Ørsted Group President and CEO Mads Nipper says: “Governments are accelerating the build-out of offshore wind energy to end their dependence on fossil fuels and power the world sustainably. Addressing climate change and biodiversity loss together allows for a much-needed shift in the way governments, NGOs, and businesses work to solve these interrelated crises. Solutions must complement one another, not come at the expense of each other.”
To that end, the partnership will:
develop and test tangible initiatives that improve ocean biodiversity
develop science-based recommendations for how governments can incorporate ocean biodiversity requirements into offshore wind development
work to bring together those who use the ocean and those who seek to protect its health, and deliver on a common vision for a decarbonized energy system that exists alongside marine life protection and restoration.
New solutions needed
One key issue is how to make space in the ocean for both increased marine life and increased offshore wind energy. The goal of this partnership will be finding renewed and innovative approaches to ecosystem-based marine spatial planning that take an integrated approach to meeting climate and biodiversity goals, and to drive forward the international debate and collaboration needed to bring about this fundamental global shift.
To kick off this work, Ørsted and WWF will invite leading experts to discuss the best way forward at a joint event at COP27. One ambition for the partnership will be to have nature protection and restoration implemented in future offshore wind tenders by governments globally.
Marine restoration and best-practice models
The partnership will start with a joint marine ecosystem restoration project in the North Sea, supported by leading academics in this field. This initial restoration project focuses on improving methods to repopulate highly depleted reef-building species at scale in the North Sea, specifically native oysters (Ostrea edulis) and horse mussels (Modiolus modiolus) — two species considered important ecosystem builders, as the biogenic reefs they form provide vital habitat for a wide range of other marine species.
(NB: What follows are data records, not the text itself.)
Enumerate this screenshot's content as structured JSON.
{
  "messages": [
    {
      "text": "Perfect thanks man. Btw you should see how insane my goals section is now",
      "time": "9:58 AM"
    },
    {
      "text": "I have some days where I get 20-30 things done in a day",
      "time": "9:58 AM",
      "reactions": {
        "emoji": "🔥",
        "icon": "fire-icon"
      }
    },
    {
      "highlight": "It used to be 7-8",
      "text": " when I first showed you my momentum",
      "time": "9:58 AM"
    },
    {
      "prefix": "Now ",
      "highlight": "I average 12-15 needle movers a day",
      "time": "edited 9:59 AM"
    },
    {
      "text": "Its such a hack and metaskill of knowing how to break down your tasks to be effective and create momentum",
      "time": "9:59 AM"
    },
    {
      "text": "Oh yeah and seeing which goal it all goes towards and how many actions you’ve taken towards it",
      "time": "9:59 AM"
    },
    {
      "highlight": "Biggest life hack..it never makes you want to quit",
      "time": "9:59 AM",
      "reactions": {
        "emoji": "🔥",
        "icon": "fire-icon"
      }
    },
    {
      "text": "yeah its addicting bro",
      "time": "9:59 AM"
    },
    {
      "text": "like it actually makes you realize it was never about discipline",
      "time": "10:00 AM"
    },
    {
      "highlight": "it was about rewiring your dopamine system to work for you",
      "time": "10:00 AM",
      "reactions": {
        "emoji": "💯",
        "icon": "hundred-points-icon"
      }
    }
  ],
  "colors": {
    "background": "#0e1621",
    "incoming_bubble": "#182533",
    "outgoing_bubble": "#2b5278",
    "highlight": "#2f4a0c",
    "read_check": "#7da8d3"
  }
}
Over the past 15 years, Ørsted has transformed from a fossil fuel-based energy company to a global leader in renewable energy — even changing its brand identity in 2017 from DONG (Danish Oil and Natural Gas) Energy to Ørsted to reflect its divestment from oil and coal. The company is well on track to become carbon neutral in its energy generation and operations by 2025, reducing its greenhouse gas emissions intensity by at least 98 percent compared to 2006. In 2021, Ørsted became the first energy company in the world — and one of only seven companies globally — to have its target of reaching net-zero emissions across its full value chain by 2040 validated by the Science Based Targets initiative.
Determined to ensure that its offshore wind installations improve ocean health, Ørsted has set an industry-leading ambition to deliver a net-positive biodiversity impact across all new renewable energy projects it commissions from 2030, at the latest. This move builds on long-standing efforts to minimize known impacts such as those associated with installation — the partnership with WWF builds on efforts Ørsted has already taken on this front to improve project design and sustainability of materials and implement monitoring systems designed to protect and conserve endangered species such as tropical coral reefs in Taiwan and the North Atlantic right whale.